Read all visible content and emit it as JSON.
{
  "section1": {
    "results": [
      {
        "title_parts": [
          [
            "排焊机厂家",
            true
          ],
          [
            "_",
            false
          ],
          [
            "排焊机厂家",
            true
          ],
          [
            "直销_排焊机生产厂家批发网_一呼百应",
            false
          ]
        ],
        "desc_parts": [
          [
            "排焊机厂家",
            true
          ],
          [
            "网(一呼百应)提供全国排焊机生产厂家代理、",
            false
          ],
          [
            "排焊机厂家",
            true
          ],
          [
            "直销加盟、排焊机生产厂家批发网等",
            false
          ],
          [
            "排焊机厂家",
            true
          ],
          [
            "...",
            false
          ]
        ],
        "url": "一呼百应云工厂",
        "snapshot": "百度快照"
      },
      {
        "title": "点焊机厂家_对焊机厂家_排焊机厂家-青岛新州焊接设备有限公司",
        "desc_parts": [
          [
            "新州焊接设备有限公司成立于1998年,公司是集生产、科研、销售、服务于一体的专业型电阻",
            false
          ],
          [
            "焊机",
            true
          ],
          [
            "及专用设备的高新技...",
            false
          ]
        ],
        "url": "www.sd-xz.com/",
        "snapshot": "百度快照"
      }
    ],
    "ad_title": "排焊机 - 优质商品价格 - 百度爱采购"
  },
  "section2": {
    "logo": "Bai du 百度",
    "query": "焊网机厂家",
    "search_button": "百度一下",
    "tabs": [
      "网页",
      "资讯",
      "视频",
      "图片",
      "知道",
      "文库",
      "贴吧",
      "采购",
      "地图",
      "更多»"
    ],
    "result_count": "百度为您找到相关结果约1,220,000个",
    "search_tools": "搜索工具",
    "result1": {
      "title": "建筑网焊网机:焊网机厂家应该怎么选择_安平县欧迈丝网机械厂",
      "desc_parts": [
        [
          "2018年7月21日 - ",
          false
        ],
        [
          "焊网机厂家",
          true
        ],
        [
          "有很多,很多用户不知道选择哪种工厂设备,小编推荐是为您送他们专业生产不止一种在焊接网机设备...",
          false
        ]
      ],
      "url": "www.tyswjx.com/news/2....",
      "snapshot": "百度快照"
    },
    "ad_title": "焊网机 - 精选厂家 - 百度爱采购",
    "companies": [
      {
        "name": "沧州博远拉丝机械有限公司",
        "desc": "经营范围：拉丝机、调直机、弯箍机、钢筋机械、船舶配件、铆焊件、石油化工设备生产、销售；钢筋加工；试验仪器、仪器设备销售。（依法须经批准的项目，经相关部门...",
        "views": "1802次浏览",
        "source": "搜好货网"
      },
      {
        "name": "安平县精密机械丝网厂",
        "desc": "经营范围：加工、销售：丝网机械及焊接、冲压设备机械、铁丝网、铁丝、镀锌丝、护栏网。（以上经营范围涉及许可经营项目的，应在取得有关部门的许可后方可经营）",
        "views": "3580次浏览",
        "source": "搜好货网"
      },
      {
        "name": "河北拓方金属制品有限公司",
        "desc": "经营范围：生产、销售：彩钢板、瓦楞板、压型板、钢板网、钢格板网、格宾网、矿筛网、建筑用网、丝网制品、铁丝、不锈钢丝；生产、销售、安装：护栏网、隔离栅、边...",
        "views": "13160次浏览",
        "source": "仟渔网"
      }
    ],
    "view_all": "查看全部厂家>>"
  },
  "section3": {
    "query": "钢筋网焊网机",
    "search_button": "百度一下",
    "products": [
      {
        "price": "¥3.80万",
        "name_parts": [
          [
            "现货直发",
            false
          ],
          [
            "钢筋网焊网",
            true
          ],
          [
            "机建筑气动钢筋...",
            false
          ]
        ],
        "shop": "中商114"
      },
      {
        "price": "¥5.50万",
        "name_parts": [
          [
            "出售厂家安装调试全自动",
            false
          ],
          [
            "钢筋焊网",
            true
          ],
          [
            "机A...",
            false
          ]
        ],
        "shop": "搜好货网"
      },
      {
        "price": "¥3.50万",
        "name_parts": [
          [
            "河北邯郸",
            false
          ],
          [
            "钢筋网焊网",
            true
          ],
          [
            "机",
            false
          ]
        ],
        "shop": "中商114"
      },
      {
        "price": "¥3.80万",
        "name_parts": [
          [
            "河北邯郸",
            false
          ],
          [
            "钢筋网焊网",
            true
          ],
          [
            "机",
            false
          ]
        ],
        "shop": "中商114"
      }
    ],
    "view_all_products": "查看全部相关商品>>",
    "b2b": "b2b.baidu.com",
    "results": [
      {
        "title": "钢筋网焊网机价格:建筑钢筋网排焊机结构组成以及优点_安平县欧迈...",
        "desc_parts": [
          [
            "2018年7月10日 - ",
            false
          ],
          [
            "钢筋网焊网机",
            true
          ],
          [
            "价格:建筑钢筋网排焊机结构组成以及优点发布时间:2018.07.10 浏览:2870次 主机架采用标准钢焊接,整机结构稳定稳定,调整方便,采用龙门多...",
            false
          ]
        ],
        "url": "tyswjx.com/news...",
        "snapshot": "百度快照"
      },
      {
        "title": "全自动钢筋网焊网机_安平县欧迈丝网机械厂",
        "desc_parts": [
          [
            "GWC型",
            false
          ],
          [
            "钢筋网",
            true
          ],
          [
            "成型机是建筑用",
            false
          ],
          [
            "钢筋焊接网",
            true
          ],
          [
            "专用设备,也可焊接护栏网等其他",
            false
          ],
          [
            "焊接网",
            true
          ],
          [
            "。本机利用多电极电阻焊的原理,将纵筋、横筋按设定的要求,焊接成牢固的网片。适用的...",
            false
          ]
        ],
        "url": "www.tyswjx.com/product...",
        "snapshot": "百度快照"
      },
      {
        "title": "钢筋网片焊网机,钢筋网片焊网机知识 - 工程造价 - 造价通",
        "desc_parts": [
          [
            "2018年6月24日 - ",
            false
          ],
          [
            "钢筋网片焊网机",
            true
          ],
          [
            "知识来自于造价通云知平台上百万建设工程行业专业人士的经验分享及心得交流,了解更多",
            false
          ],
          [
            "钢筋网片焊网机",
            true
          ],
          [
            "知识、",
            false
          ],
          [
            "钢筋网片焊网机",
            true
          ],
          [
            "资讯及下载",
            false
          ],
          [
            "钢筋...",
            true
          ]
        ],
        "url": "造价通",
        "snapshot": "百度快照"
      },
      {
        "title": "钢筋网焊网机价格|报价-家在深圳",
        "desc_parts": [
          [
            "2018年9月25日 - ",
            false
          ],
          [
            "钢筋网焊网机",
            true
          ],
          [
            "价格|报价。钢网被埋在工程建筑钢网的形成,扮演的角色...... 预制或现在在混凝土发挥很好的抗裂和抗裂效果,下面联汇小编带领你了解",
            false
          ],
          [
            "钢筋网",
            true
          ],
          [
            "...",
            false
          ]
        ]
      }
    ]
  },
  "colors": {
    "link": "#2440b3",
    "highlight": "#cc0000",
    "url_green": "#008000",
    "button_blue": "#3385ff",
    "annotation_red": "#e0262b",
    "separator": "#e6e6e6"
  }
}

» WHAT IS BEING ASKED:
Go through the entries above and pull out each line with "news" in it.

» RESULT OF THIS EXERCISE:
      "url": "www.tyswjx.com/news/2....",
        "url": "tyswjx.com/news...",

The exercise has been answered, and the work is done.